▸ TASK INSTRUCTIONS: Return each of the entries below precisely as it appears.

▸ THE DATA:
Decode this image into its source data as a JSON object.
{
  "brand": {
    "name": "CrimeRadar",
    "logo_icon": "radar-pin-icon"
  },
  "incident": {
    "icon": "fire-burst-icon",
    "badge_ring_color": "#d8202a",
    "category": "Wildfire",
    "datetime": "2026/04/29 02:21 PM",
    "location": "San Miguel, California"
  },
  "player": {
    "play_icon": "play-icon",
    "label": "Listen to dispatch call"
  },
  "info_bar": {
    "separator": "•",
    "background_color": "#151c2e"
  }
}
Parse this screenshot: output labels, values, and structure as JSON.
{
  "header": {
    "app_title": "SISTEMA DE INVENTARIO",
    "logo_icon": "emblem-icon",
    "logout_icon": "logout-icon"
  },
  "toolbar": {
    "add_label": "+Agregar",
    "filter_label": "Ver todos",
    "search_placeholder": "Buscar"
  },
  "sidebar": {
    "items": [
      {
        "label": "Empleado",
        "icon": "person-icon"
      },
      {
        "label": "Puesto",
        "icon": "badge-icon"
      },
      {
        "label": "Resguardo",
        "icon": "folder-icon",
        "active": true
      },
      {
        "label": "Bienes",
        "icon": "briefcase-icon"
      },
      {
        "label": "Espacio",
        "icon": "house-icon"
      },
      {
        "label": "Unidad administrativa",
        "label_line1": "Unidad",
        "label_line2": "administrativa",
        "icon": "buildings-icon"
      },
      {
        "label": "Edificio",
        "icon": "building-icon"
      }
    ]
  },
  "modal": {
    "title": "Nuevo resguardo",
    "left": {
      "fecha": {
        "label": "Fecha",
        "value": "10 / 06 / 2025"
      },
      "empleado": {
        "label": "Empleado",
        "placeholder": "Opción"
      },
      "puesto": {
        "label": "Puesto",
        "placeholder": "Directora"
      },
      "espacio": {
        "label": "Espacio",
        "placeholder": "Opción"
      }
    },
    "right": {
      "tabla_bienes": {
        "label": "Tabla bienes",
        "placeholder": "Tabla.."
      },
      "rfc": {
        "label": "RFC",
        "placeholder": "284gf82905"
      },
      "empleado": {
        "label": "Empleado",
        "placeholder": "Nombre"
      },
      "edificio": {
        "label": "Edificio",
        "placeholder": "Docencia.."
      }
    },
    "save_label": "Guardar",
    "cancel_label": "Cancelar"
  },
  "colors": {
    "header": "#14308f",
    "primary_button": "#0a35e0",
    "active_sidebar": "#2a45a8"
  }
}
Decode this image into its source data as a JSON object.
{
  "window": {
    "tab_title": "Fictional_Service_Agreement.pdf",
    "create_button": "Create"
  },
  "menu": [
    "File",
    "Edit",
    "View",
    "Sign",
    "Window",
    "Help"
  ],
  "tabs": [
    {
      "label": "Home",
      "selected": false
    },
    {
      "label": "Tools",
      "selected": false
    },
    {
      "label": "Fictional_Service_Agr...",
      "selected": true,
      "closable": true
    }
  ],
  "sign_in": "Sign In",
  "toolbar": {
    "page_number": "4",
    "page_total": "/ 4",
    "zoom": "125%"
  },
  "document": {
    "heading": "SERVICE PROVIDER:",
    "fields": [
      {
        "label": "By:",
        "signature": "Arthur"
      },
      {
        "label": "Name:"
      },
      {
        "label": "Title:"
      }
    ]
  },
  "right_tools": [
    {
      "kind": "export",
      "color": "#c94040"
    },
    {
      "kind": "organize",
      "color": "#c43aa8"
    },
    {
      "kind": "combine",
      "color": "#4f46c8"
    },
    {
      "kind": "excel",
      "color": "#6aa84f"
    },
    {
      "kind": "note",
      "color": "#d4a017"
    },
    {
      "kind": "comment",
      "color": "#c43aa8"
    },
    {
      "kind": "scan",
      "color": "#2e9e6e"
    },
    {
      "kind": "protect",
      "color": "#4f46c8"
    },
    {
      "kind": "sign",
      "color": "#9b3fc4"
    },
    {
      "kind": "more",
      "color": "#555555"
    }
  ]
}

▸ SOLUTION FOR THIS PROBLEM:
Decode this image into its source data as a JSON object.
{
  "brand": {
    "name": "CrimeRadar",
    "logo_icon": "radar-pin-icon"
  },
  "incident": {
    "icon": "fire-burst-icon",
    "badge_ring_color": "#d8202a",
    "category": "Wildfire",
    "datetime": "2026/04/29 02:21 PM",
    "location": "San Miguel, California"
  },
  "player": {
    "play_icon": "play-icon",
    "label": "Listen to dispatch call"
  },
  "info_bar": {
    "separator": "•",
    "background_color": "#151c2e"
  }
}
Parse this screenshot: output labels, values, and structure as JSON.
{
  "header": {
    "app_title": "SISTEMA DE INVENTARIO",
    "logo_icon": "emblem-icon",
    "logout_icon": "logout-icon"
  },
  "toolbar": {
    "add_label": "+Agregar",
    "filter_label": "Ver todos",
    "search_placeholder": "Buscar"
  },
  "sidebar": {
    "items": [
      {
        "label": "Empleado",
        "icon": "person-icon"
      },
      {
        "label": "Puesto",
        "icon": "badge-icon"
      },
      {
        "label": "Resguardo",
        "icon": "folder-icon",
        "active": true
      },
      {
        "label": "Bienes",
        "icon": "briefcase-icon"
      },
      {
        "label": "Espacio",
        "icon": "house-icon"
      },
      {
        "label": "Unidad administrativa",
        "label_line1": "Unidad",
        "label_line2": "administrativa",
        "icon": "buildings-icon"
      },
      {
        "label": "Edificio",
        "icon": "building-icon"
      }
    ]
  },
  "modal": {
    "title": "Nuevo resguardo",
    "left": {
      "fecha": {
        "label": "Fecha",
        "value": "10 / 06 / 2025"
      },
      "empleado": {
        "label": "Empleado",
        "placeholder": "Opción"
      },
      "puesto": {
        "label": "Puesto",
        "placeholder": "Directora"
      },
      "espacio": {
        "label": "Espacio",
        "placeholder": "Opción"
      }
    },
    "right": {
      "tabla_bienes": {
        "label": "Tabla bienes",
        "placeholder": "Tabla.."
      },
      "rfc": {
        "label": "RFC",
        "placeholder": "284gf82905"
      },
      "empleado": {
        "label": "Empleado",
        "placeholder": "Nombre"
      },
      "edificio": {
        "label": "Edificio",
        "placeholder": "Docencia.."
      }
    },
    "save_label": "Guardar",
    "cancel_label": "Cancelar"
  },
  "colors": {
    "header": "#14308f",
    "primary_button": "#0a35e0",
    "active_sidebar": "#2a45a8"
  }
}
Decode this image into its source data as a JSON object.
{
  "window": {
    "tab_title": "Fictional_Service_Agreement.pdf",
    "create_button": "Create"
  },
  "menu": [
    "File",
    "Edit",
    "View",
    "Sign",
    "Window",
    "Help"
  ],
  "tabs": [
    {
      "label": "Home",
      "selected": false
    },
    {
      "label": "Tools",
      "selected": false
    },
    {
      "label": "Fictional_Service_Agr...",
      "selected": true,
      "closable": true
    }
  ],
  "sign_in": "Sign In",
  "toolbar": {
    "page_number": "4",
    "page_total": "/ 4",
    "zoom": "125%"
  },
  "document": {
    "heading": "SERVICE PROVIDER:",
    "fields": [
      {
        "label": "By:",
        "signature": "Arthur"
      },
      {
        "label": "Name:"
      },
      {
        "label": "Title:"
      }
    ]
  },
  "right_tools": [
    {
      "kind": "export",
      "color": "#c94040"
    },
    {
      "kind": "organize",
      "color": "#c43aa8"
    },
    {
      "kind": "combine",
      "color": "#4f46c8"
    },
    {
      "kind": "excel",
      "color": "#6aa84f"
    },
    {
      "kind": "note",
      "color": "#d4a017"
    },
    {
      "kind": "comment",
      "color": "#c43aa8"
    },
    {
      "kind": "scan",
      "color": "#2e9e6e"
    },
    {
      "kind": "protect",
      "color": "#4f46c8"
    },
    {
      "kind": "sign",
      "color": "#9b3fc4"
    },
    {
      "kind": "more",
      "color": "#555555"
    }
  ]
}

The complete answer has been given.